_WHAT TO PRODUCE_
Report every line in the records below that holds the word "photo".

_GIVEN INFORMATION_
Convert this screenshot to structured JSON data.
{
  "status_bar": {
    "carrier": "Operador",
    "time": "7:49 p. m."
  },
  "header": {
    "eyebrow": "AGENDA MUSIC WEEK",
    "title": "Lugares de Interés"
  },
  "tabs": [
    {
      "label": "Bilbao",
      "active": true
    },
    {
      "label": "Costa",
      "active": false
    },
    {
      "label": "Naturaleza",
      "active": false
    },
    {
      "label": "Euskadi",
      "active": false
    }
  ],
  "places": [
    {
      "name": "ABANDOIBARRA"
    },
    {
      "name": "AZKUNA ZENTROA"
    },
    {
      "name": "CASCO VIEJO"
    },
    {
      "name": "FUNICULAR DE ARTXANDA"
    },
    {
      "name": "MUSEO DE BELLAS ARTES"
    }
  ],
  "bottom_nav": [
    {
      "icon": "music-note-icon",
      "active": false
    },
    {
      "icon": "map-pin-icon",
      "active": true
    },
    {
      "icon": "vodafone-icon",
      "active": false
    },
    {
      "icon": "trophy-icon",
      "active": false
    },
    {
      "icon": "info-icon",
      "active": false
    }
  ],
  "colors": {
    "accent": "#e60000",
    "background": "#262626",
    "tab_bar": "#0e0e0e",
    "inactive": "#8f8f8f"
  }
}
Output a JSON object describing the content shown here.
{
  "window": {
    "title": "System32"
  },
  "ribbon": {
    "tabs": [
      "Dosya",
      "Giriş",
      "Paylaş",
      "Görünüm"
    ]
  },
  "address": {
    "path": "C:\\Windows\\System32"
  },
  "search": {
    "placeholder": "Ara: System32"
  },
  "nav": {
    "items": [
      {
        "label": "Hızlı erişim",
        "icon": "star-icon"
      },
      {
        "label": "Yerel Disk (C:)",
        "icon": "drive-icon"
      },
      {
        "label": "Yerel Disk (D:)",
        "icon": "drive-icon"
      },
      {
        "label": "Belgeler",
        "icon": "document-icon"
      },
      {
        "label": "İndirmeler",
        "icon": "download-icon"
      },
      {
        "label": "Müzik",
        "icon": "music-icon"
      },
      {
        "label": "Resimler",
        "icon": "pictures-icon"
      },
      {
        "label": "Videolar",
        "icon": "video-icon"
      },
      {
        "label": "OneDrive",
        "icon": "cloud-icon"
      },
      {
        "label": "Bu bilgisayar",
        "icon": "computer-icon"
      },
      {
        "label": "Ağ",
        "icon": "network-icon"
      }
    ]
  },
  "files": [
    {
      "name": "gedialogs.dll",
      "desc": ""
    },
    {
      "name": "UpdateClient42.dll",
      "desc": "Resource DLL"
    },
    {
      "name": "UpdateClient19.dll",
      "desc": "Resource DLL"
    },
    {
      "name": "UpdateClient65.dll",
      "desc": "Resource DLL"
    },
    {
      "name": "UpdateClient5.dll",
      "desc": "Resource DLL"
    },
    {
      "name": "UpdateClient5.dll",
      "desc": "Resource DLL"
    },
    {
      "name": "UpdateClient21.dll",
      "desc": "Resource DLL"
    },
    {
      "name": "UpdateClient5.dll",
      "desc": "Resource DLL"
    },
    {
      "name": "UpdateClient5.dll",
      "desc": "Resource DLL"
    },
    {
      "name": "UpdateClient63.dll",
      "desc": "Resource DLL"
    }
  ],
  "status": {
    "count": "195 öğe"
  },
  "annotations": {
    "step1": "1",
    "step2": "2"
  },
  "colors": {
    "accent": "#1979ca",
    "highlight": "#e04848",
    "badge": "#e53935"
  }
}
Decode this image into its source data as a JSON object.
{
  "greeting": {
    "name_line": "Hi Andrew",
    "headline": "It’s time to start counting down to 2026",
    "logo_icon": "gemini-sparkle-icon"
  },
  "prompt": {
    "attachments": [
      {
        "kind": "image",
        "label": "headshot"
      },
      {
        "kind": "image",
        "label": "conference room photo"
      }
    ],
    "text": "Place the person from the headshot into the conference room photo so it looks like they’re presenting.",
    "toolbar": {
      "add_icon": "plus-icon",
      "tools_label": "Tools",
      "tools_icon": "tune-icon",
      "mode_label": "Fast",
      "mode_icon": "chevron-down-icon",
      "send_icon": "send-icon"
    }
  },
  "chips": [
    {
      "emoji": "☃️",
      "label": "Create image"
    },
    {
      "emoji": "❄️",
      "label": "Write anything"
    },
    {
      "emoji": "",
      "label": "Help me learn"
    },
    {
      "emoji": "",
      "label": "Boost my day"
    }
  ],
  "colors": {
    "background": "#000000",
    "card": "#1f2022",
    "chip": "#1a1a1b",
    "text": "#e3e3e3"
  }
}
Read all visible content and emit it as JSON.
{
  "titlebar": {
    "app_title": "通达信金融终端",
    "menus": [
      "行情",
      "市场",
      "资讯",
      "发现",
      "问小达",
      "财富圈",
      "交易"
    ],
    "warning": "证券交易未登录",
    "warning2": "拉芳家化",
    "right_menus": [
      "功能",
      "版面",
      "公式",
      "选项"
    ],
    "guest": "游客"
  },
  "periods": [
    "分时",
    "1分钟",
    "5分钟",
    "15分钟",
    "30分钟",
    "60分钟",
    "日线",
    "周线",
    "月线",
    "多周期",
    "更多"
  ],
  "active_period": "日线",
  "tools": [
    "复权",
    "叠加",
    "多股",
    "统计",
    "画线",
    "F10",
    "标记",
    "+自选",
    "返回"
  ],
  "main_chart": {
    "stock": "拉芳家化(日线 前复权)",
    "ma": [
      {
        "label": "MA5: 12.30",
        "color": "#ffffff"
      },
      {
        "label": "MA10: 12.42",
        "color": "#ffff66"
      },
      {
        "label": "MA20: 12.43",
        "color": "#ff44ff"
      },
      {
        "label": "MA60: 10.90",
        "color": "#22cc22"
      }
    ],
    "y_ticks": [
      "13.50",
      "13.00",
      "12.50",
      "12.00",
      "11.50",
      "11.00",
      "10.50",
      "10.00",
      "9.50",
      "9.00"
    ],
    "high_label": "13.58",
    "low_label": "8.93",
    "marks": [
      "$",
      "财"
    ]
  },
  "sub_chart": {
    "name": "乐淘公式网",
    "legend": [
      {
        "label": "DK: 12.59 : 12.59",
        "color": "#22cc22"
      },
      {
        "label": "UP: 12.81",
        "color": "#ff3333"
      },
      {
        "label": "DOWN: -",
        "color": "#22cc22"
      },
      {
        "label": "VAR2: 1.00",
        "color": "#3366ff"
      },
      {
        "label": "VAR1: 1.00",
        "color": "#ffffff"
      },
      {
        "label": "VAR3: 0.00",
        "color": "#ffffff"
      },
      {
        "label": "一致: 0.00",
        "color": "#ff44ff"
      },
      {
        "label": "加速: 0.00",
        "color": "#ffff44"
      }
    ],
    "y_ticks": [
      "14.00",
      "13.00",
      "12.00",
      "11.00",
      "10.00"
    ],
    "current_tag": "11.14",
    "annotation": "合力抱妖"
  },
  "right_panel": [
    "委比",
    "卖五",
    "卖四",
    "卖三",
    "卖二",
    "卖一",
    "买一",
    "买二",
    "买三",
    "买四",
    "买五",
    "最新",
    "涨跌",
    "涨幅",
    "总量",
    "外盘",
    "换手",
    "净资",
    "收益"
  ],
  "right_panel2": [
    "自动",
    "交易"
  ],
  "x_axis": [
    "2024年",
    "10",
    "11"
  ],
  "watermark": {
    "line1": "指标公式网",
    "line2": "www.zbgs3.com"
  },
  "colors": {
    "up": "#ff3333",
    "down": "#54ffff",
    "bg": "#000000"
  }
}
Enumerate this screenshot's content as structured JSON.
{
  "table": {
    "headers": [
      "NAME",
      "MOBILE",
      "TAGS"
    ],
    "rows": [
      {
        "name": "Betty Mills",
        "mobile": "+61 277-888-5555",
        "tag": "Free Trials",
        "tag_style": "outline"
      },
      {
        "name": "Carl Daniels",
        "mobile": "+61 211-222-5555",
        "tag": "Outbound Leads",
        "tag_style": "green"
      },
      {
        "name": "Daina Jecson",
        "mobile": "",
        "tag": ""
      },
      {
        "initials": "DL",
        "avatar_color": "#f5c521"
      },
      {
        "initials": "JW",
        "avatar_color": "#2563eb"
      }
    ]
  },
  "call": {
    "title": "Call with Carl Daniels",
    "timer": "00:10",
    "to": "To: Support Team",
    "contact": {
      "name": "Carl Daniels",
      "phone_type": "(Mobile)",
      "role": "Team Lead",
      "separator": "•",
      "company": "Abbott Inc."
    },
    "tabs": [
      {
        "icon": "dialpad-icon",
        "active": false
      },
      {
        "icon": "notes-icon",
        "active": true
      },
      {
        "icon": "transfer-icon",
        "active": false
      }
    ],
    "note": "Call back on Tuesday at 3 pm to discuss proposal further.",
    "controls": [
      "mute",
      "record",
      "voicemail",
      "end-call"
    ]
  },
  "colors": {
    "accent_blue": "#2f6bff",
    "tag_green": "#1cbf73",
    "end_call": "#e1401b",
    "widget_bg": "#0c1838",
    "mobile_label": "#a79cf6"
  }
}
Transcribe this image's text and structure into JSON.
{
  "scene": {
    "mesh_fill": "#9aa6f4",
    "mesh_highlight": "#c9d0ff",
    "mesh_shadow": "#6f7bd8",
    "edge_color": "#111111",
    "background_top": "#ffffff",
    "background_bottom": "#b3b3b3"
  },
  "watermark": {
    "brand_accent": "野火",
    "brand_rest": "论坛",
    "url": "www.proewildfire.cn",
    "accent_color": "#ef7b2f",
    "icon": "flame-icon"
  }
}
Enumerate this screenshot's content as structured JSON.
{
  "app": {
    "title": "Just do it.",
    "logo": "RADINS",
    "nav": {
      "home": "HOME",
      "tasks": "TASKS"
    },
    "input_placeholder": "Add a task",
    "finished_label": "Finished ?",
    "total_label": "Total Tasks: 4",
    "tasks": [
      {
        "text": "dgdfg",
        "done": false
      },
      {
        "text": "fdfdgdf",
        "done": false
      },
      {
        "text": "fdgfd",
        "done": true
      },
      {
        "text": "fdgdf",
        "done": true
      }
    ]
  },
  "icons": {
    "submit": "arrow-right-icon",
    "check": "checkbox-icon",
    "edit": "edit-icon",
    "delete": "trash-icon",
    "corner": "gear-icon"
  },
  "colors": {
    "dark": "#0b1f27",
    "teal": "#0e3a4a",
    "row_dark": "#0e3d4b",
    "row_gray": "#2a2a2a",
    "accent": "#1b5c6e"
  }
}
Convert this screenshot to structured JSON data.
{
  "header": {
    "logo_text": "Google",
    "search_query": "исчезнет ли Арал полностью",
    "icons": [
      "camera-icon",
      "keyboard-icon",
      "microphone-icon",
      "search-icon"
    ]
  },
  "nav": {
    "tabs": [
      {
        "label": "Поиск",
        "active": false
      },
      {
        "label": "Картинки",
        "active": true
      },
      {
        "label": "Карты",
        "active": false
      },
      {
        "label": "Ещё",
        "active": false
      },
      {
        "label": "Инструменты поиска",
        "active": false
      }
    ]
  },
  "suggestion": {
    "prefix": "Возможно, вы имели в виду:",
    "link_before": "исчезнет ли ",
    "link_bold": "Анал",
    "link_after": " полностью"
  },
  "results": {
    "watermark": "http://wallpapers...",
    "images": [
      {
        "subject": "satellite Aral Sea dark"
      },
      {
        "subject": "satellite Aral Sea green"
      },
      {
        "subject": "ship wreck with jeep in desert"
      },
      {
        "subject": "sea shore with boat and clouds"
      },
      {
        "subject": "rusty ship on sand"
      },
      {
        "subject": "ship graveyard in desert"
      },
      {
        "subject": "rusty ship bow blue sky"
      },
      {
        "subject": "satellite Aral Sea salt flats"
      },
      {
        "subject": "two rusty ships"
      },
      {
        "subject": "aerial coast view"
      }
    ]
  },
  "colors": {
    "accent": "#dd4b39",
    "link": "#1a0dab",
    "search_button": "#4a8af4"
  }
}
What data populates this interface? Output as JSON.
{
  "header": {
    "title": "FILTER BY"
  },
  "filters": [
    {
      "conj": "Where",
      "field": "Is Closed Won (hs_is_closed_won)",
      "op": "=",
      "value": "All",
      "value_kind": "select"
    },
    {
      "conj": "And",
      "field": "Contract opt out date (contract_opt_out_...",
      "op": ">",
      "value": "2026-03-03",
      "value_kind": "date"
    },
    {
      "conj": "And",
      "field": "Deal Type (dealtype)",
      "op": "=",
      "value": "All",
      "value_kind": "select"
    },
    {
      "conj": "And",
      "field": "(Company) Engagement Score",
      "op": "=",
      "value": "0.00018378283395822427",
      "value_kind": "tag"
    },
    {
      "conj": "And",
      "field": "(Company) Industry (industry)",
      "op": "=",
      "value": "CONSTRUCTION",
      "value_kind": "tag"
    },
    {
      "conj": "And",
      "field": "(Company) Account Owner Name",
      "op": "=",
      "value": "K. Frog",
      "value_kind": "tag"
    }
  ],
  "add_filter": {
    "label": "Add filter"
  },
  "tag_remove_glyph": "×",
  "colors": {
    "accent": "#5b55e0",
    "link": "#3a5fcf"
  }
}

_YOUR SOLUTION_
        "label": "conference room photo"
    "text": "Place the person from the headshot into the conference room photo so it looks like they’re presenting.",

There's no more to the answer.